What is expected ▸
Please write out the data that follows, word for word.

Records for this exercise ▸
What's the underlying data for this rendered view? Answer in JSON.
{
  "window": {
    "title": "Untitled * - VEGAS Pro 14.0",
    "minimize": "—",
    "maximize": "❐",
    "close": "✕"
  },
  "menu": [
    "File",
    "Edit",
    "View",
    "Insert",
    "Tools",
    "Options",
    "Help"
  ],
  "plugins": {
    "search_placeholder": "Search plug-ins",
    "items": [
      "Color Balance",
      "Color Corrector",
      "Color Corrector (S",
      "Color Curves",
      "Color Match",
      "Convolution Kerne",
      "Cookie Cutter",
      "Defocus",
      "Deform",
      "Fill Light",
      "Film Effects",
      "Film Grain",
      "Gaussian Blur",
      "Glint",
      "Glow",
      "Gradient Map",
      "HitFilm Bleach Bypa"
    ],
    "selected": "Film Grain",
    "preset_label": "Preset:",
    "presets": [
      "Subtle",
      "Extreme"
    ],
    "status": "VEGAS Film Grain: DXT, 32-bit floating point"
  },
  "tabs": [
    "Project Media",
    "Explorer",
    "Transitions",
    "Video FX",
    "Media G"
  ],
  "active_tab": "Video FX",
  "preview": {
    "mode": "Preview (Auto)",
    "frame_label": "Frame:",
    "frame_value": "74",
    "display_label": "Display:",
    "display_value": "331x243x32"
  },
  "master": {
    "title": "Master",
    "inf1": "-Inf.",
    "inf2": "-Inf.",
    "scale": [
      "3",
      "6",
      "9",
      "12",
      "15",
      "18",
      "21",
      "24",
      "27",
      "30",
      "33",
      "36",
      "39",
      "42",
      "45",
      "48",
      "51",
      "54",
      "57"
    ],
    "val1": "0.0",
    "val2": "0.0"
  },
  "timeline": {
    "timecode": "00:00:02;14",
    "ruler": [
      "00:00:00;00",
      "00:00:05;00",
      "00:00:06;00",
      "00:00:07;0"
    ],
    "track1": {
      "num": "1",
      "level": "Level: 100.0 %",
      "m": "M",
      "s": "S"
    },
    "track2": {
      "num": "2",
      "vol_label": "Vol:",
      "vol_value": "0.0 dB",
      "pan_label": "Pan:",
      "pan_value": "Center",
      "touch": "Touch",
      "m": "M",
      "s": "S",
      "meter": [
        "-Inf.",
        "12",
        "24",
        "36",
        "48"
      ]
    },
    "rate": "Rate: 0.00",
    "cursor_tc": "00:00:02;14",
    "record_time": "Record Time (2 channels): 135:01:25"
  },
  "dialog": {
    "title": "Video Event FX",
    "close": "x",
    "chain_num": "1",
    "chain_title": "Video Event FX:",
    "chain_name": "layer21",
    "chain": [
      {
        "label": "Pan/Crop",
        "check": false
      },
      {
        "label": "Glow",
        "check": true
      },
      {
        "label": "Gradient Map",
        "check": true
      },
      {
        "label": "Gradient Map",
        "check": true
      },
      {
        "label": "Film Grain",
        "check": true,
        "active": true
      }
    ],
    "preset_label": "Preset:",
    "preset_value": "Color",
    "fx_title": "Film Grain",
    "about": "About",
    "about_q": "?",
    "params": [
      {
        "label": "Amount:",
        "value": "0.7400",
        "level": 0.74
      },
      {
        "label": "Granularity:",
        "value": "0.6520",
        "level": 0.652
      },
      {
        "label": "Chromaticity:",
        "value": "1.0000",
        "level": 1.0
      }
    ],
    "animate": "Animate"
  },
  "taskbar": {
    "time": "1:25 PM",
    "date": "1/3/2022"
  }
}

Task solution ▸
What's the underlying data for this rendered view? Answer in JSON.
{
  "window": {
    "title": "Untitled * - VEGAS Pro 14.0",
    "minimize": "—",
    "maximize": "❐",
    "close": "✕"
  },
  "menu": [
    "File",
    "Edit",
    "View",
    "Insert",
    "Tools",
    "Options",
    "Help"
  ],
  "plugins": {
    "search_placeholder": "Search plug-ins",
    "items": [
      "Color Balance",
      "Color Corrector",
      "Color Corrector (S",
      "Color Curves",
      "Color Match",
      "Convolution Kerne",
      "Cookie Cutter",
      "Defocus",
      "Deform",
      "Fill Light",
      "Film Effects",
      "Film Grain",
      "Gaussian Blur",
      "Glint",
      "Glow",
      "Gradient Map",
      "HitFilm Bleach Bypa"
    ],
    "selected": "Film Grain",
    "preset_label": "Preset:",
    "presets": [
      "Subtle",
      "Extreme"
    ],
    "status": "VEGAS Film Grain: DXT, 32-bit floating point"
  },
  "tabs": [
    "Project Media",
    "Explorer",
    "Transitions",
    "Video FX",
    "Media G"
  ],
  "active_tab": "Video FX",
  "preview": {
    "mode": "Preview (Auto)",
    "frame_label": "Frame:",
    "frame_value": "74",
    "display_label": "Display:",
    "display_value": "331x243x32"
  },
  "master": {
    "title": "Master",
    "inf1": "-Inf.",
    "inf2": "-Inf.",
    "scale": [
      "3",
      "6",
      "9",
      "12",
      "15",
      "18",
      "21",
      "24",
      "27",
      "30",
      "33",
      "36",
      "39",
      "42",
      "45",
      "48",
      "51",
      "54",
      "57"
    ],
    "val1": "0.0",
    "val2": "0.0"
  },
  "timeline": {
    "timecode": "00:00:02;14",
    "ruler": [
      "00:00:00;00",
      "00:00:05;00",
      "00:00:06;00",
      "00:00:07;0"
    ],
    "track1": {
      "num": "1",
      "level": "Level: 100.0 %",
      "m": "M",
      "s": "S"
    },
    "track2": {
      "num": "2",
      "vol_label": "Vol:",
      "vol_value": "0.0 dB",
      "pan_label": "Pan:",
      "pan_value": "Center",
      "touch": "Touch",
      "m": "M",
      "s": "S",
      "meter": [
        "-Inf.",
        "12",
        "24",
        "36",
        "48"
      ]
    },
    "rate": "Rate: 0.00",
    "cursor_tc": "00:00:02;14",
    "record_time": "Record Time (2 channels): 135:01:25"
  },
  "dialog": {
    "title": "Video Event FX",
    "close": "x",
    "chain_num": "1",
    "chain_title": "Video Event FX:",
    "chain_name": "layer21",
    "chain": [
      {
        "label": "Pan/Crop",
        "check": false
      },
      {
        "label": "Glow",
        "check": true
      },
      {
        "label": "Gradient Map",
        "check": true
      },
      {
        "label": "Gradient Map",
        "check": true
      },
      {
        "label": "Film Grain",
        "check": true,
        "active": true
      }
    ],
    "preset_label": "Preset:",
    "preset_value": "Color",
    "fx_title": "Film Grain",
    "about": "About",
    "about_q": "?",
    "params": [
      {
        "label": "Amount:",
        "value": "0.7400",
        "level": 0.74
      },
      {
        "label": "Granularity:",
        "value": "0.6520",
        "level": 0.652
      },
      {
        "label": "Chromaticity:",
        "value": "1.0000",
        "level": 1.0
      }
    ],
    "animate": "Animate"
  },
  "taskbar": {
    "time": "1:25 PM",
    "date": "1/3/2022"
  }
}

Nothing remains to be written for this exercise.